NEW WESTERN SYDNEY NATIONAL PARK TO LEAD FIGHT AGAINST EXTINCTION
Quolls, bettongs and the brush-tailed phascogale are just some of the locally extinct species making their historic return to a new National Park and feral predator-free area in western Sydney.
Premier Gladys Berejiklian said the 500 hectare site at Shanes Park between Penrith and Windsor will be one of the largest new National Parks in western Sydney in over a decade.
“The pandemic has shown us how important our open public spaces are, they are critical to our mental and physical well-being,” Ms Berejiklian said.
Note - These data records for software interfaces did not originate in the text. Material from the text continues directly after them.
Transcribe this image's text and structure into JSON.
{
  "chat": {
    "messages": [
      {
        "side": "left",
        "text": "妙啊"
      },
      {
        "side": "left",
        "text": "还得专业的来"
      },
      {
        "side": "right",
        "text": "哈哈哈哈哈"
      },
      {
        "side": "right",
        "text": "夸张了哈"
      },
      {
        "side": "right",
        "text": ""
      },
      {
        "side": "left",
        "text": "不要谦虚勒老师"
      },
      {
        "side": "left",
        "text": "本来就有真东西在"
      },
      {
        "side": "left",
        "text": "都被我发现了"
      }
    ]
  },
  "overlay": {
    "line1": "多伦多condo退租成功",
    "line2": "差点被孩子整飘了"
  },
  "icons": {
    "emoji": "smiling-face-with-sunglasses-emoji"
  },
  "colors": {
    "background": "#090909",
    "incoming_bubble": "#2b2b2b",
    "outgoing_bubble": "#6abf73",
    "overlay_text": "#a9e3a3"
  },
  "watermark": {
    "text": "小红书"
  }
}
“This project will not only allow the people of western Sydney a new place to enjoy the outdoors but they will also get to access a conservation area and one of the nation’s best wildlife experiences.”
Environment Minister Matt Kean said the new Shanes Park site will become a tourist destination and will allow visitors to see what the Australian bush was like over 200 years ago.
“This is wildlife restoration on a grand scale and one of the biggest urban wildlife restoration projects in Australia’s history,” Mr Kean said.
“No where else in the country is the reintroduction of 30 species in an urban setting of over 500 hectares even being considered, let alone being delivered.”
“Visiting Shanes Park will be like stepping back in time to see the Australian bush alive with native animals as it was before foxes, cats and rabbits had such a devastating impact.”
Minister for Jobs, Investment, Tourism and Western Sydney Stuart Ayres said this project will be a welcome addition to the growing list of attractions bringing tourists to Western Sydney.
“This will become a must see destination for visitors not only from greater Sydney and across the state but also from interstate and around the world,” Mr Ayres said.
“They will be able to see and experience some of our most unique, threatened and endangered wildlife and habitats right here in the heart of Western Sydney.”
Shanes Park is one of seven feral-free areas either established or being established in NSW National Parks providing a conservation benefit to over 50 threatened species.
“A network of predator-free areas is an essential part of our strategy to protect and restore our most vulnerable native species and this new project will bring the total feral-free area in NSW national parks to almost 65,000 hectares,” Mr Kean said.
Public access to the new National Park is expected by early 2023 which will include a one of a kind visitor experience including visitor facilities, interpretive signage and an education centre which will run nocturnal spotlighting tours.
Establishment of the feral free area will begin with the construction of specialist perimeter fencing which is expected to begin in the next three months. The new National Park will be declared in early 2022 following consultation with Aboriginal groups on an Aboriginal name.
- Of the 30 species to be reintroduced 12 will be given priority:
- Brown Antechinus
- Eastern Bettong
- Eastern Quoll
- Southern Long-nosed Bandicoot
- New Holland Mouse
- Brush-tailed Phascogale
- Common Dunnart
- Bush Rat
- Bush Stone-curlew
- Green and Golden Bell Frog
- Up to 20 additional locally extinct and declining reptile and frog species will also be reintroduced into Shanes Park.
- NSW National Parks and Wildlife Service (NPWS) is delivering a total of 7 large feral-free areas across the State, providing new hope for more than 50 threatened species.
In addition to Shanes Park, three other feral predator free areas are planned:
- Yathong Nature Reserve, near Cobar Central NSW, fenced area approx. 40,000 ha
- Ngambaa Nature Reserve, near Macksville North-east NSW, fenced area approx. 3,000 ha
- South-east NSW (Eden Bombala Region), estimated fenced area approx. 1,500 – 2,000 ha
Existing feral predator free areas:
- Pilliga State Conservation Area, near Baradine North-west NSW, fenced area 5,800 ha
- Sturt National Park, near Tibooburra Far North-west NSW, fenced area 4,000 ha
- Mallee Cliffs National Park, near Buronga South-west NSW, fenced area 9,570 ha